Many people regard the F-14 Tomcat as the coolest jet the U.S. Navy ever flew and a video clip making the rounds online only helps to endorse that feeling. Few fighter aircraft stir the emotions like the big Grumman fighter, even though the type was retired from American service nearly 14 years ago.
This footage, seen below, that has surfaced on Twitter is pure aviation gold and it captures an incredible moment as an F-14D makes a close, high speed, pass to overtake another Tomcat, possibly the flight leader or wingman. The jet’s wings are fully swept for a very high-speed pass followed by a sharp crossing maneuver.
The clip is a particularly dynamic moment from the final cruise video made by Navy Fighter Squadron 31 (VF-31), the “Tomcatters,” filmed during the final weeks of Navy F-14 operations in 2006. The full video, which is well worth watching, is available below.
The aircraft in the video clip on Twitter is BuNo 164603, which was first delivered on May 29, 1992, to Fighter Squadron 124 (VF-124), the “Gunfighters,” but ended its flying career as “Bandwagon 101” in a specially-painted retro scheme with VF-31. The latter squadron was one of the last two operational Navy Tomcat units, flying alongside Fighter Squadron (VF-213), the “Black Lions.” The “Tomcatters’ official radio callsign is “Bandwagon.”
These two units had the honor of making the final operational deployment with the F-14 in 2005-2006 as part of Carrier Air Wing Eight (CVW-8) aboard the USS Theodore Roosevelt. Both squadrons returned to their home at Naval Air Station Oceana, Virginia, in March 2006, to see out the final months of Tomcat operations.
F-14s still fly today in Iran with the Islamic Republic of Iran Air Force, but the U.S Navy officially said goodbye to the Tomcat on September 22, 2006, with a “sundown Ceremony” at Oceana.
Officially, the final flight of a Tomcat in U.S Navy service fell to the actual jet in this video clip, the smartly-painted BuNo 164603, which on Oct. 4, 2006, made one final journey to Farmingdale Republic Airport, New York. It is now displayed outside the Northrop Grumman plant in Bethpage, New York, Grumman's original headquarters and where F-14 major assemblies were manufactured.

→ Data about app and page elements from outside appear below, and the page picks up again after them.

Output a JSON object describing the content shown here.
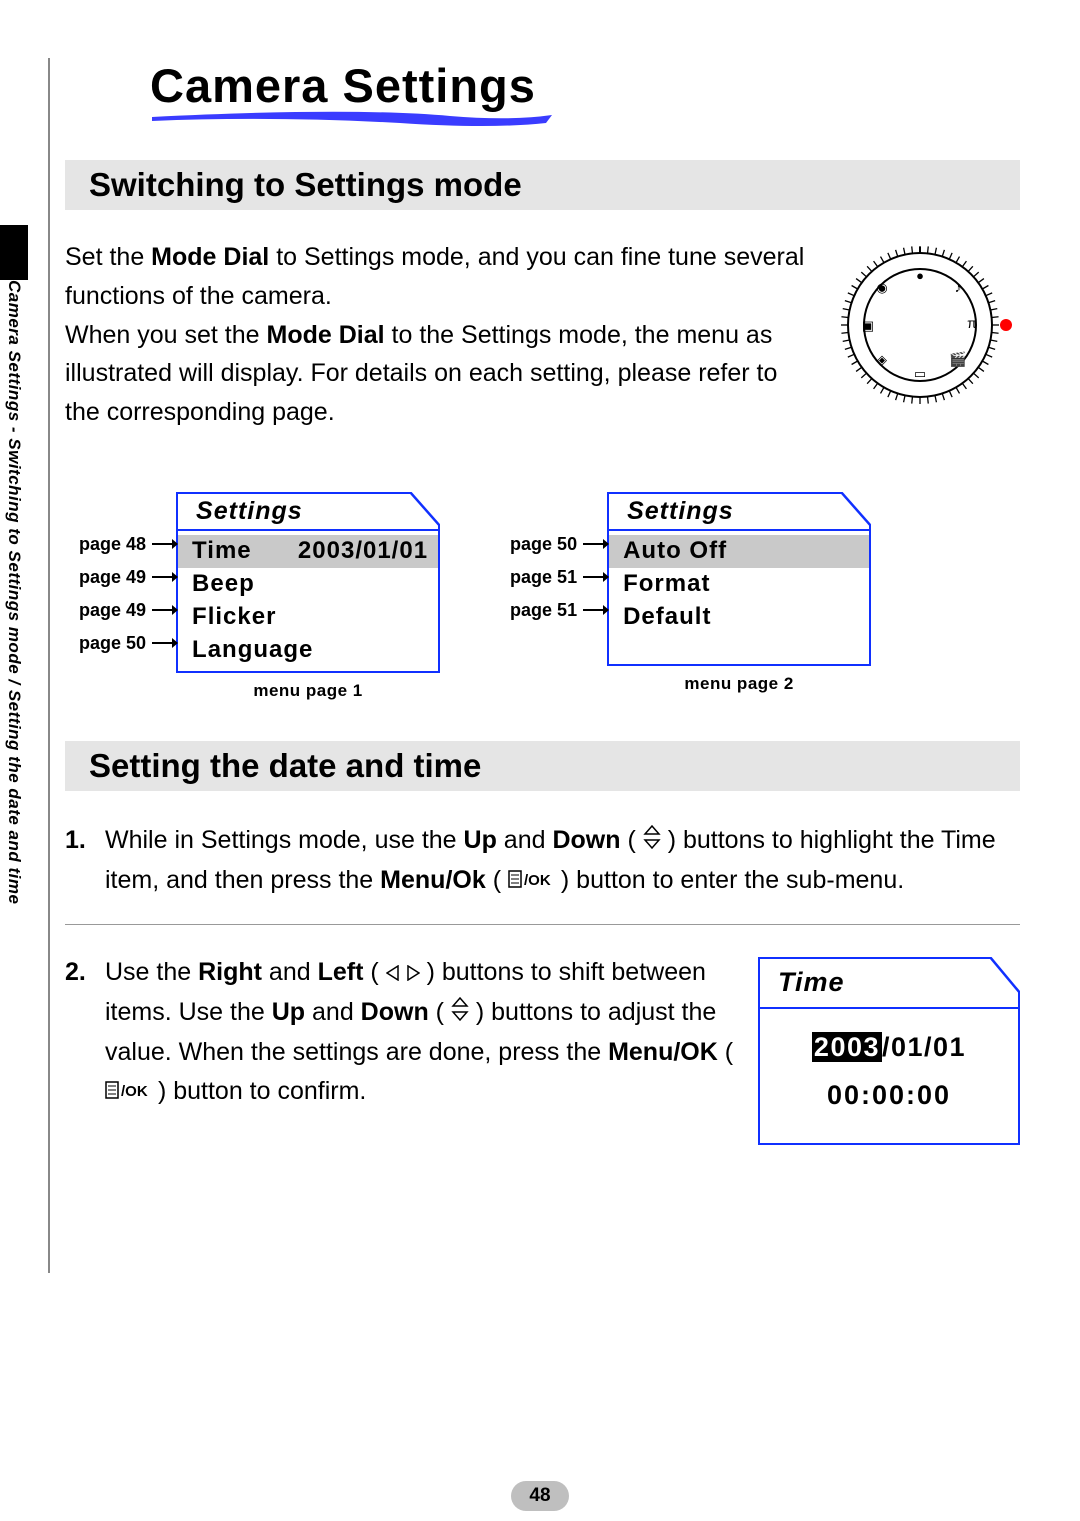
{
  "page_number": "48",
  "side_tab": "Camera Settings - Switching to Settings mode / Setting the date and time",
  "title": "Camera Settings",
  "section1": {
    "heading": "Switching to Settings mode",
    "intro_a1": "Set the ",
    "intro_a_bold1": "Mode Dial",
    "intro_a2": " to Settings mode, and you can fine tune several functions of the camera.",
    "intro_b1": "When you set the ",
    "intro_b_bold1": "Mode Dial",
    "intro_b2": " to the Settings mode, the menu as illustrated will display. For details on each setting, please refer to the corresponding page."
  },
  "menu1": {
    "header": "Settings",
    "caption": "menu page 1",
    "refs": [
      "page 48",
      "page 49",
      "page 49",
      "page 50"
    ],
    "rows": [
      {
        "label": "Time",
        "value": "2003/01/01",
        "sel": true
      },
      {
        "label": "Beep"
      },
      {
        "label": "Flicker"
      },
      {
        "label": "Language"
      }
    ]
  },
  "menu2": {
    "header": "Settings",
    "caption": "menu page 2",
    "refs": [
      "page 50",
      "page 51",
      "page 51"
    ],
    "rows": [
      {
        "label": "Auto Off",
        "sel": true
      },
      {
        "label": "Format"
      },
      {
        "label": "Default"
      }
    ]
  },
  "section2": {
    "heading": "Setting the date and time",
    "step1_num": "1.",
    "step1_a": "While in Settings mode, use the ",
    "step1_b1": "Up",
    "step1_and": " and ",
    "step1_b2": "Down",
    "step1_c": " ( ",
    "step1_d": " ) buttons to highlight the Time item, and then press the ",
    "step1_e": "Menu/Ok",
    "step1_f": " ( ",
    "step1_g": " ) button to enter the sub-menu.",
    "step2_num": "2.",
    "step2_a": "Use the ",
    "step2_b1": "Right",
    "step2_b2": "Left",
    "step2_c": " ( ",
    "step2_d": " ) buttons to shift between items. Use the ",
    "step2_e1": "Up",
    "step2_e2": "Down",
    "step2_f": " ( ",
    "step2_g": " ) buttons to adjust the value. When the settings are done, press the ",
    "step2_h": "Menu/OK",
    "step2_i": " ( ",
    "step2_j": " ) button to confirm."
  },
  "time_lcd": {
    "header": "Time",
    "year": "2003",
    "rest_date": "/01/01",
    "clock": "00:00:00"
  }
}
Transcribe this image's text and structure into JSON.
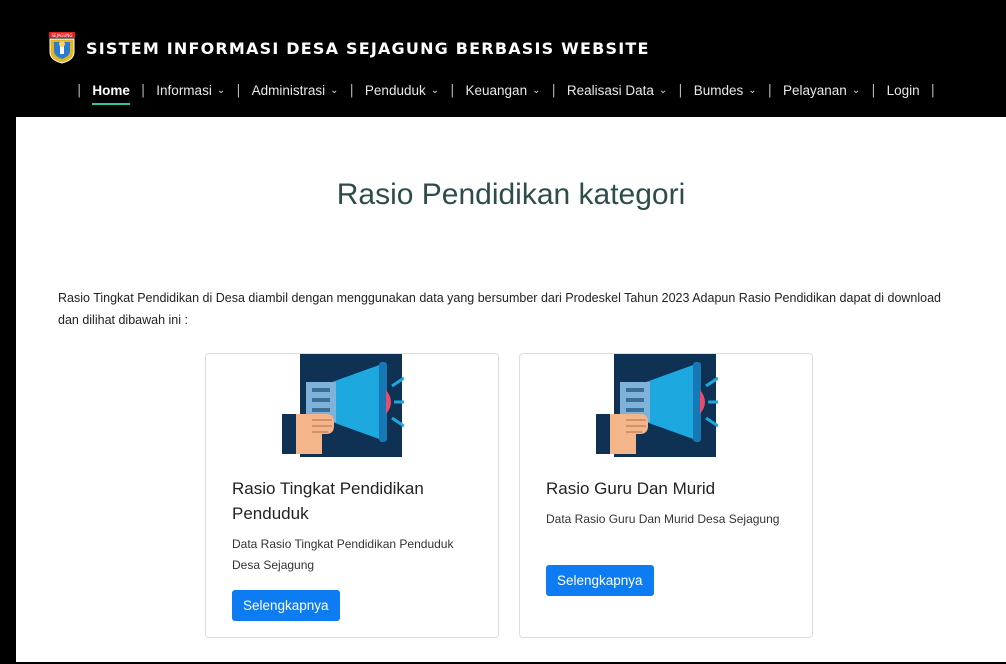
{
  "header": {
    "logo_text": "SEJAGUNG",
    "title": "SISTEM INFORMASI DESA SEJAGUNG BERBASIS WEBSITE"
  },
  "nav": {
    "items": [
      {
        "label": "Home",
        "has_dropdown": false,
        "active": true
      },
      {
        "label": "Informasi",
        "has_dropdown": true
      },
      {
        "label": "Administrasi",
        "has_dropdown": true
      },
      {
        "label": "Penduduk",
        "has_dropdown": true
      },
      {
        "label": "Keuangan",
        "has_dropdown": true
      },
      {
        "label": "Realisasi Data",
        "has_dropdown": true
      },
      {
        "label": "Bumdes",
        "has_dropdown": true
      },
      {
        "label": "Pelayanan",
        "has_dropdown": true
      },
      {
        "label": "Login",
        "has_dropdown": false
      }
    ],
    "separator": "|",
    "dropdown_icon": "chevron-down-icon"
  },
  "main": {
    "title": "Rasio Pendidikan kategori",
    "intro": "Rasio Tingkat Pendidikan di Desa diambil dengan menggunakan data yang bersumber dari Prodeskel Tahun 2023 Adapun Rasio Pendidikan dapat di download dan dilihat dibawah ini :",
    "cards": [
      {
        "title": "Rasio Tingkat Pendidikan Penduduk",
        "description": "Data Rasio Tingkat Pendidikan Penduduk Desa Sejagung",
        "button": "Selengkapnya",
        "icon": "megaphone-icon"
      },
      {
        "title": "Rasio Guru Dan Murid",
        "description": "Data Rasio Guru Dan Murid Desa Sejagung",
        "button": "Selengkapnya",
        "icon": "megaphone-icon"
      }
    ]
  },
  "colors": {
    "header_bg": "#000000",
    "active_underline": "#2ec4a0",
    "title_color": "#2f4c4c",
    "button_bg": "#0d7bf2",
    "icon_bg": "#0e3154",
    "megaphone_blue": "#1ea8e0"
  }
}
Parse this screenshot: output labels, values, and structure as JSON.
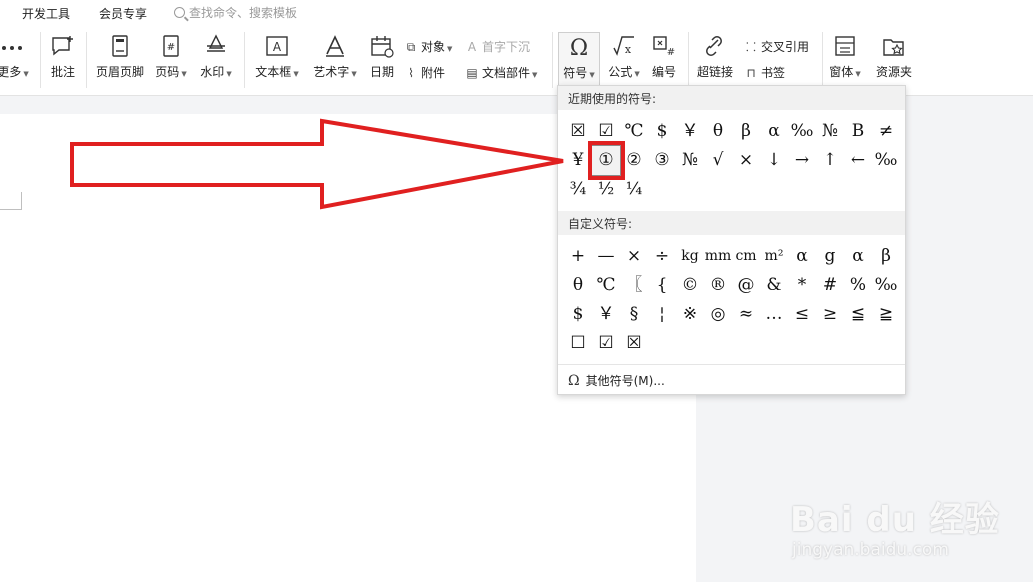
{
  "menubar": {
    "tabs": [
      "开发工具",
      "会员专享"
    ],
    "search_placeholder": "查找命令、搜索模板"
  },
  "ribbon": {
    "more": "更多",
    "comment": "批注",
    "header_footer": "页眉页脚",
    "page_number": "页码",
    "watermark": "水印",
    "textbox": "文本框",
    "wordart": "艺术字",
    "date": "日期",
    "object": "对象",
    "attachment": "附件",
    "drop_cap": "首字下沉",
    "doc_parts": "文档部件",
    "symbol": "符号",
    "formula": "公式",
    "numbering": "编号",
    "hyperlink": "超链接",
    "cross_ref": "交叉引用",
    "bookmark": "书签",
    "form": "窗体",
    "resources": "资源夹"
  },
  "dropdown": {
    "recent_header": "近期使用的符号:",
    "recent_symbols": [
      "☒",
      "☑",
      "℃",
      "$",
      "￥",
      "θ",
      "β",
      "α",
      "‰",
      "№",
      "B",
      "≠",
      "¥",
      "①",
      "②",
      "③",
      "№",
      "√",
      "×",
      "↓",
      "→",
      "↑",
      "←",
      "‰",
      "¾",
      "½",
      "¼"
    ],
    "selected_index": 13,
    "custom_header": "自定义符号:",
    "custom_symbols": [
      "+",
      "—",
      "×",
      "÷",
      "kg",
      "mm",
      "cm",
      "m²",
      "α",
      "g",
      "α",
      "β",
      "θ",
      "℃",
      "〖",
      "{",
      "©",
      "®",
      "@",
      "&",
      "*",
      "#",
      "%",
      "‰",
      "$",
      "￥",
      "§",
      "¦",
      "※",
      "◎",
      "≈",
      "…",
      "≤",
      "≥",
      "≦",
      "≧",
      "☐",
      "☑",
      "☒"
    ],
    "more_symbols": "其他符号(M)..."
  },
  "colors": {
    "annotation_red": "#e02020",
    "accent_gray": "#f1f1f1"
  },
  "watermark": {
    "brand": "Bai du 经验",
    "url": "jingyan.baidu.com"
  }
}
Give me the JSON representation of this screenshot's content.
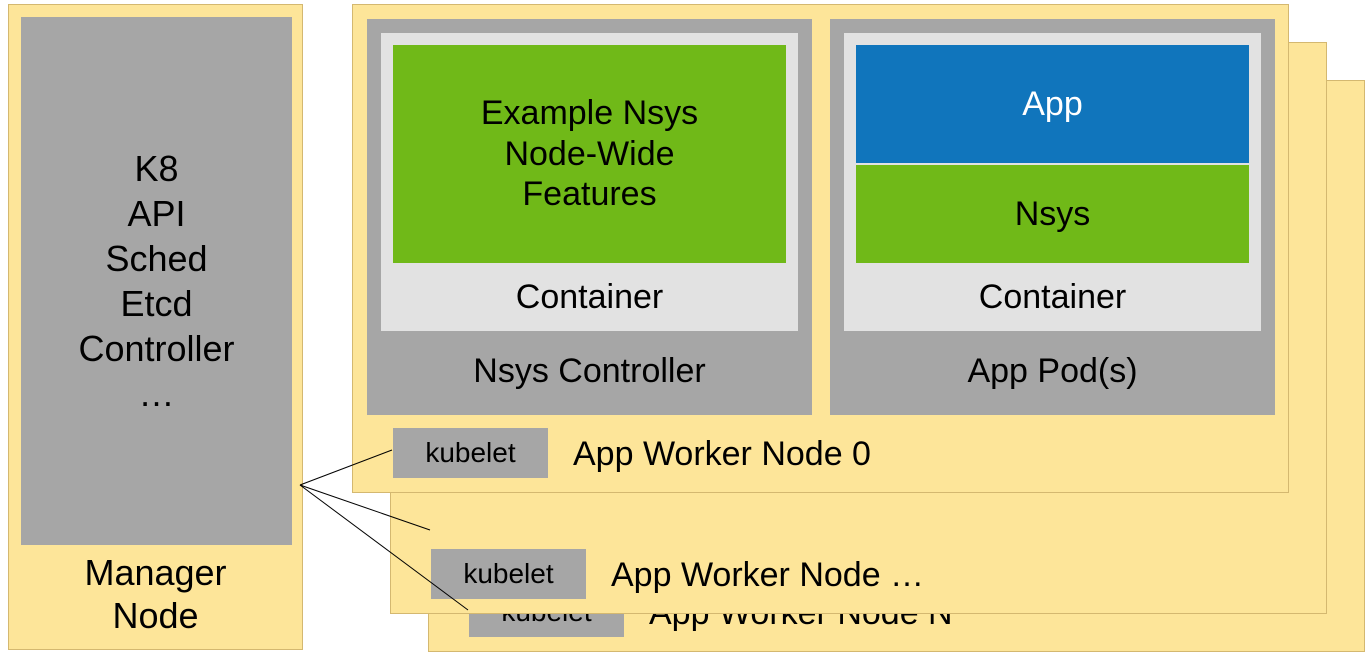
{
  "manager": {
    "label": "Manager\nNode",
    "components": [
      "K8",
      "API",
      "Sched",
      "Etcd",
      "Controller",
      "…"
    ]
  },
  "workers": [
    {
      "kubelet": "kubelet",
      "label": "App Worker Node 0"
    },
    {
      "kubelet": "kubelet",
      "label": "App Worker Node …"
    },
    {
      "kubelet": "kubelet",
      "label": "App Worker Node N"
    }
  ],
  "pods": {
    "nsys_controller": {
      "label": "Nsys Controller",
      "container_label": "Container",
      "feature_box": "Example Nsys\nNode-Wide\nFeatures"
    },
    "app_pod": {
      "label": "App Pod(s)",
      "container_label": "Container",
      "app_label": "App",
      "nsys_label": "Nsys"
    }
  },
  "colors": {
    "panel_bg": "#fde599",
    "gray": "#a6a6a6",
    "light_gray": "#e2e2e2",
    "green": "#70b918",
    "blue": "#1075bc"
  }
}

While the Navy Tomcats are long retired, they are still awe-inspiring beasts to watch in action, as evidenced in this fantastic clip.
Contact the author: Jamie@thedrive.com